[The task] Please report how many lines in these records contain the string "legend", and give nothing besides the number.

[Exercise inputs]
━━━━
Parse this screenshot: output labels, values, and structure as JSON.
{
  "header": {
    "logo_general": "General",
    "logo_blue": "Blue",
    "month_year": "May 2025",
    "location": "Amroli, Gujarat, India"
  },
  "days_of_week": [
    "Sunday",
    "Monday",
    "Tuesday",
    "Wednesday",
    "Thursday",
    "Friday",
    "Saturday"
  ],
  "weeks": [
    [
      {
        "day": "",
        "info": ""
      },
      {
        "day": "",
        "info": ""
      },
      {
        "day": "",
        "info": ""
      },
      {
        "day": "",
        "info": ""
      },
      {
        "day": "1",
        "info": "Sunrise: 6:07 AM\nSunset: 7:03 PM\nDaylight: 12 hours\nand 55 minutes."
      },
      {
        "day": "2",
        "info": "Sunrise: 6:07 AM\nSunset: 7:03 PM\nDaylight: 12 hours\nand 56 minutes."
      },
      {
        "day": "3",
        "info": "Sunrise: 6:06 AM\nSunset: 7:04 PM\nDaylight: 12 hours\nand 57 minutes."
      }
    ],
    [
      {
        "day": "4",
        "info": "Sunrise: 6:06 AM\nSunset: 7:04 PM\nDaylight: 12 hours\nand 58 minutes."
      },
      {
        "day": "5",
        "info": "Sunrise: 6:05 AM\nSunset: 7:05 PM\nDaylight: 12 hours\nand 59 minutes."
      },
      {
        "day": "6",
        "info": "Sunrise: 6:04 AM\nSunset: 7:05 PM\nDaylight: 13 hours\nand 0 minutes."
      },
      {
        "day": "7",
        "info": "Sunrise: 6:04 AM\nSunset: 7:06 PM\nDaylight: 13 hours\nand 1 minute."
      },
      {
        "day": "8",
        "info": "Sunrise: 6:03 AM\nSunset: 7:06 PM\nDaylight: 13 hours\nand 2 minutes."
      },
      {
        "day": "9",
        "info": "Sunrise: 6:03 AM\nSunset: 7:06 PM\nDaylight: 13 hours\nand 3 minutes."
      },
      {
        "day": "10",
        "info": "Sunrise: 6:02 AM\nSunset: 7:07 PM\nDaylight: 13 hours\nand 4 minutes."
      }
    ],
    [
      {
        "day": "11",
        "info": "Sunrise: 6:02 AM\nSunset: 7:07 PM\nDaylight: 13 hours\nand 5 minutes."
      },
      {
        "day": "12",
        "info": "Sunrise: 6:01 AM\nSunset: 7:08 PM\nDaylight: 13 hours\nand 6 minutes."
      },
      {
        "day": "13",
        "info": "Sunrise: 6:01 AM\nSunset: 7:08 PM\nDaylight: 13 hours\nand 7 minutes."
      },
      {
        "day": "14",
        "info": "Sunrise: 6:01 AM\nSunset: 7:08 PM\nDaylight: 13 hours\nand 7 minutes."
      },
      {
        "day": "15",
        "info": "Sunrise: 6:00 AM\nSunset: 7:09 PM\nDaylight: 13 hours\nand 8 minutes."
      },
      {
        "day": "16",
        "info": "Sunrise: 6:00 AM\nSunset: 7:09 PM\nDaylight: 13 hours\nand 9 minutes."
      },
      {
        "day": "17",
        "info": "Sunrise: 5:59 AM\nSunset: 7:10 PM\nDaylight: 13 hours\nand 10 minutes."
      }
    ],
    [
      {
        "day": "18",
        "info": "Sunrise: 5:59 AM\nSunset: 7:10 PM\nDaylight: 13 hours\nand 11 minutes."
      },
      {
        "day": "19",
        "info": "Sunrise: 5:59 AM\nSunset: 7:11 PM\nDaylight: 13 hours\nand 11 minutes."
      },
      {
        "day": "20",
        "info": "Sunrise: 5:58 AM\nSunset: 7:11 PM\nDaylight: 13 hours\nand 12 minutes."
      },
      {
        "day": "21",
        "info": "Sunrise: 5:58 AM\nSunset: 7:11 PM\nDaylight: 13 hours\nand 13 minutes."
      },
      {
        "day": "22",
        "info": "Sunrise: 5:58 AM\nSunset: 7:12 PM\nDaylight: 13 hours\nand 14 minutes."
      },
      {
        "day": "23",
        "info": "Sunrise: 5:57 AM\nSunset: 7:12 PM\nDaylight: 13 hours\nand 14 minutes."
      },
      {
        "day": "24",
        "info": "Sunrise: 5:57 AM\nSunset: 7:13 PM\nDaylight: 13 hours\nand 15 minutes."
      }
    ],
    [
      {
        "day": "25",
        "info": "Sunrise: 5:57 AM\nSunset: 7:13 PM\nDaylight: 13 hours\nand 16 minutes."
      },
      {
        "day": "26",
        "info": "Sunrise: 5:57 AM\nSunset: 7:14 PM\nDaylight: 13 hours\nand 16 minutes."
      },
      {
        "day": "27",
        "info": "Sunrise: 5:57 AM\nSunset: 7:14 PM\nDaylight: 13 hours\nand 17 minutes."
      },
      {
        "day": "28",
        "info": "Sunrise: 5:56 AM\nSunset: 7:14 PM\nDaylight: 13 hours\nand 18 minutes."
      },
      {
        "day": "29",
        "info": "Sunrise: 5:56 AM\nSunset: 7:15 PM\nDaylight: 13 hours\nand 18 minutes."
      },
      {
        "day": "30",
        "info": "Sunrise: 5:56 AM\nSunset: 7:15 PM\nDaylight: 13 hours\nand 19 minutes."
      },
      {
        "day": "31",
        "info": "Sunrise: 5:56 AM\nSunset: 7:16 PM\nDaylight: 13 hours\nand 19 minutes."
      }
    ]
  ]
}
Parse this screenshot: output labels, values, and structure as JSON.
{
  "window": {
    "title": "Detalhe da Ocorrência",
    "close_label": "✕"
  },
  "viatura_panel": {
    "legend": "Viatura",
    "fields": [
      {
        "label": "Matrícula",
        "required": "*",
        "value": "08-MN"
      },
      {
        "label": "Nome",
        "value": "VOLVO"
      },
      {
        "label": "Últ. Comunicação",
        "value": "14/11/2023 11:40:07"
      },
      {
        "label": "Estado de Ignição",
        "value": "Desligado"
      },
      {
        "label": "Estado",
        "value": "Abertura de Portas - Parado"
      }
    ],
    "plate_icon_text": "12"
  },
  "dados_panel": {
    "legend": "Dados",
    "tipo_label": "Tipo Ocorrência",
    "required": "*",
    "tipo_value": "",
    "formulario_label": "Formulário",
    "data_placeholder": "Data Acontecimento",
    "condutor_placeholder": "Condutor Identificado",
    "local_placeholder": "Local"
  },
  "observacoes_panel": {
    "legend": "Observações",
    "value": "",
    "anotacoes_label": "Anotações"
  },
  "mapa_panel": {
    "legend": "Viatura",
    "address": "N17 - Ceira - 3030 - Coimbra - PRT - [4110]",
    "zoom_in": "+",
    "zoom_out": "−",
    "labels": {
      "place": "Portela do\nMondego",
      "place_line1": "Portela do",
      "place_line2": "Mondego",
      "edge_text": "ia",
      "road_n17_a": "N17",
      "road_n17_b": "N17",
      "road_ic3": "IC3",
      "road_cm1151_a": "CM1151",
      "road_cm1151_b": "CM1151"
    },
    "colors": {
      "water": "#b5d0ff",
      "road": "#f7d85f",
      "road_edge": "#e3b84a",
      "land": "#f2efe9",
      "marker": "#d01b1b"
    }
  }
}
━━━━
[Solution below] 4